• **Exercise brief**:
Please repeat all of the listing exactly.

——————

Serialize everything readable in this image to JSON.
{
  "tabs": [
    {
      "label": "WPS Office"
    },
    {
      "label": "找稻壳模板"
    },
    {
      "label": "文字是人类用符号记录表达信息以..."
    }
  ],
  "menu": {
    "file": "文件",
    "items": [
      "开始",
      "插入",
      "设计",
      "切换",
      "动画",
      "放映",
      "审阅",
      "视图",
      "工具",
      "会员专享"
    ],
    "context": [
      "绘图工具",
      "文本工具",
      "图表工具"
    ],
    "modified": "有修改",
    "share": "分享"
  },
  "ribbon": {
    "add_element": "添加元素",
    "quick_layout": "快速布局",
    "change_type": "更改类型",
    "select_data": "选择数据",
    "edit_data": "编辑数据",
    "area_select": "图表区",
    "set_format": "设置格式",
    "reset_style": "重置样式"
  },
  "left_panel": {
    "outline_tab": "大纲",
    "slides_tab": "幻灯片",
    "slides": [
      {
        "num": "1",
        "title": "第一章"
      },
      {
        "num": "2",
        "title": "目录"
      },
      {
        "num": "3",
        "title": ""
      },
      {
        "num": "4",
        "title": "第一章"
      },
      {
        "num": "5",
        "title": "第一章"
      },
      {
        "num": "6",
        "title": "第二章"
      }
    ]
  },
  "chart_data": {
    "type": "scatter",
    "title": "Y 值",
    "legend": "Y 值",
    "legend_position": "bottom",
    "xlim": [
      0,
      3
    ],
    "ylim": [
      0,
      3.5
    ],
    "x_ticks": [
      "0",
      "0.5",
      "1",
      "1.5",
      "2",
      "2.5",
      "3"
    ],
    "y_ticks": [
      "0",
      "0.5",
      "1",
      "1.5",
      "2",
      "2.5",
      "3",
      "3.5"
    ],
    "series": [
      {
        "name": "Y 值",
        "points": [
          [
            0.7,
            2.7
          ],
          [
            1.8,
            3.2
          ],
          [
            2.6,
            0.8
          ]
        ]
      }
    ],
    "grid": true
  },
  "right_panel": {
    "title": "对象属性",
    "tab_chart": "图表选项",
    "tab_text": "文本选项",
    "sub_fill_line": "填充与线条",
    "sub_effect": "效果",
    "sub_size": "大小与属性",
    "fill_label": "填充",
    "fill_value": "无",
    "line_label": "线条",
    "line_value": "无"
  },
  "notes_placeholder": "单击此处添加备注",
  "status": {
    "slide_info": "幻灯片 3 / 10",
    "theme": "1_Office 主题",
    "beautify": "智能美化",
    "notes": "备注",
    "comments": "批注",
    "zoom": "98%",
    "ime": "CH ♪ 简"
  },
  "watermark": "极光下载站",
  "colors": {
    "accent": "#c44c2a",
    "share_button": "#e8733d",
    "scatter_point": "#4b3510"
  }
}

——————

• **Result of this exercise**:
Serialize everything readable in this image to JSON.
{
  "tabs": [
    {
      "label": "WPS Office"
    },
    {
      "label": "找稻壳模板"
    },
    {
      "label": "文字是人类用符号记录表达信息以..."
    }
  ],
  "menu": {
    "file": "文件",
    "items": [
      "开始",
      "插入",
      "设计",
      "切换",
      "动画",
      "放映",
      "审阅",
      "视图",
      "工具",
      "会员专享"
    ],
    "context": [
      "绘图工具",
      "文本工具",
      "图表工具"
    ],
    "modified": "有修改",
    "share": "分享"
  },
  "ribbon": {
    "add_element": "添加元素",
    "quick_layout": "快速布局",
    "change_type": "更改类型",
    "select_data": "选择数据",
    "edit_data": "编辑数据",
    "area_select": "图表区",
    "set_format": "设置格式",
    "reset_style": "重置样式"
  },
  "left_panel": {
    "outline_tab": "大纲",
    "slides_tab": "幻灯片",
    "slides": [
      {
        "num": "1",
        "title": "第一章"
      },
      {
        "num": "2",
        "title": "目录"
      },
      {
        "num": "3",
        "title": ""
      },
      {
        "num": "4",
        "title": "第一章"
      },
      {
        "num": "5",
        "title": "第一章"
      },
      {
        "num": "6",
        "title": "第二章"
      }
    ]
  },
  "chart_data": {
    "type": "scatter",
    "title": "Y 值",
    "legend": "Y 值",
    "legend_position": "bottom",
    "xlim": [
      0,
      3
    ],
    "ylim": [
      0,
      3.5
    ],
    "x_ticks": [
      "0",
      "0.5",
      "1",
      "1.5",
      "2",
      "2.5",
      "3"
    ],
    "y_ticks": [
      "0",
      "0.5",
      "1",
      "1.5",
      "2",
      "2.5",
      "3",
      "3.5"
    ],
    "series": [
      {
        "name": "Y 值",
        "points": [
          [
            0.7,
            2.7
          ],
          [
            1.8,
            3.2
          ],
          [
            2.6,
            0.8
          ]
        ]
      }
    ],
    "grid": true
  },
  "right_panel": {
    "title": "对象属性",
    "tab_chart": "图表选项",
    "tab_text": "文本选项",
    "sub_fill_line": "填充与线条",
    "sub_effect": "效果",
    "sub_size": "大小与属性",
    "fill_label": "填充",
    "fill_value": "无",
    "line_label": "线条",
    "line_value": "无"
  },
  "notes_placeholder": "单击此处添加备注",
  "status": {
    "slide_info": "幻灯片 3 / 10",
    "theme": "1_Office 主题",
    "beautify": "智能美化",
    "notes": "备注",
    "comments": "批注",
    "zoom": "98%",
    "ime": "CH ♪ 简"
  },
  "watermark": "极光下载站",
  "colors": {
    "accent": "#c44c2a",
    "share_button": "#e8733d",
    "scatter_point": "#4b3510"
  }
}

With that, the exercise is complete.